Extracted records
= Beginning of Section =
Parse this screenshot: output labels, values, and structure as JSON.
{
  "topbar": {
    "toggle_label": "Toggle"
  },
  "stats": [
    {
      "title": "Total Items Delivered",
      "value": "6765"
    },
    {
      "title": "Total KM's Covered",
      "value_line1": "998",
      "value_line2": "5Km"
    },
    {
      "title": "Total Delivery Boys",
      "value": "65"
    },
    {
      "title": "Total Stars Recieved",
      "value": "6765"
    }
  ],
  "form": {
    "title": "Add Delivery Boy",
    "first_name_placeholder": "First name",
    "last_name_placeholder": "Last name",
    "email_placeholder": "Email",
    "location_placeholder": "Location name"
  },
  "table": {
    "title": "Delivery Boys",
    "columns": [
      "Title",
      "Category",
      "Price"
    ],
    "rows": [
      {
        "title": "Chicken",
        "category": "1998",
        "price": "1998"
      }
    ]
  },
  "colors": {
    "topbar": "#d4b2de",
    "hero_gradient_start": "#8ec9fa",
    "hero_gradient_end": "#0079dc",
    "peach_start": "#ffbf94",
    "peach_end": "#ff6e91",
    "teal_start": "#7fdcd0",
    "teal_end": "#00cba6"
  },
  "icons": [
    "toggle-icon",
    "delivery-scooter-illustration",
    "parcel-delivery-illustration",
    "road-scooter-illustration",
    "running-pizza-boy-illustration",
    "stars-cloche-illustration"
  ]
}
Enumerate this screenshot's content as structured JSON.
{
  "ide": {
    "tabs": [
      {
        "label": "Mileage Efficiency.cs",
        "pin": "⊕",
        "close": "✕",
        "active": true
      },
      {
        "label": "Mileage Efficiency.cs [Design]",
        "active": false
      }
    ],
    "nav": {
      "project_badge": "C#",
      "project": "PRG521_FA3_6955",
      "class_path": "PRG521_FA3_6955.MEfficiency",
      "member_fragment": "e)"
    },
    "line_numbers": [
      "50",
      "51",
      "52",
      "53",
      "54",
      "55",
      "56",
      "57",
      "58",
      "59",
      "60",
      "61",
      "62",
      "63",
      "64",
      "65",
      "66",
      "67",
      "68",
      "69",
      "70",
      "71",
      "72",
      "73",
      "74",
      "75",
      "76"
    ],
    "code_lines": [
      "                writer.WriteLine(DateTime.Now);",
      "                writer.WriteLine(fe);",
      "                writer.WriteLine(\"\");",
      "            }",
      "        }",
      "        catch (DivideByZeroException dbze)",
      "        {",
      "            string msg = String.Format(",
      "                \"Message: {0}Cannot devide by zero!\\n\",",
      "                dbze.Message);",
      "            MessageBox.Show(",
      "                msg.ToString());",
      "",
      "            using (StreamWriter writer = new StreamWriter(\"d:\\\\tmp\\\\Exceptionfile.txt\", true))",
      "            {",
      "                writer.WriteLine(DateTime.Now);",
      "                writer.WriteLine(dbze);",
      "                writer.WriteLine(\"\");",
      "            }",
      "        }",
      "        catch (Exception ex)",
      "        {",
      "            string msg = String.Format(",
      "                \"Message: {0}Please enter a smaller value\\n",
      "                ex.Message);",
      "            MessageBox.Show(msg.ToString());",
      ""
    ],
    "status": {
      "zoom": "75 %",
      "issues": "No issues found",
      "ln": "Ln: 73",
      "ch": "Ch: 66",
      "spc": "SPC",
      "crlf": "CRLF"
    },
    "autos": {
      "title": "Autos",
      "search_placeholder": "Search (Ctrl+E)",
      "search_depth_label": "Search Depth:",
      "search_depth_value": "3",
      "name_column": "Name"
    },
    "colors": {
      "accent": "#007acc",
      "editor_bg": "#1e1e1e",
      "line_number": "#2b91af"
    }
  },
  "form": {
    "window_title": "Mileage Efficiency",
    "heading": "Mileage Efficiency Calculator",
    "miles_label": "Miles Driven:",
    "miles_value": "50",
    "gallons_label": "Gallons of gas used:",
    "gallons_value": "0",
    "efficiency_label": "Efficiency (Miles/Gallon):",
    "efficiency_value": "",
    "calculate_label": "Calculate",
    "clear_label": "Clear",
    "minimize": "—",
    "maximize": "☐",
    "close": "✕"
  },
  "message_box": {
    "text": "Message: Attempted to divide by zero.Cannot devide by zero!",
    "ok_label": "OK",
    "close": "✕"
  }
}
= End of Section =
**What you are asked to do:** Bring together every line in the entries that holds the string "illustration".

**Result of the exercise:**
    "delivery-scooter-illustration",
    "parcel-delivery-illustration",
    "road-scooter-illustration",
    "running-pizza-boy-illustration",
    "stars-cloche-illustration"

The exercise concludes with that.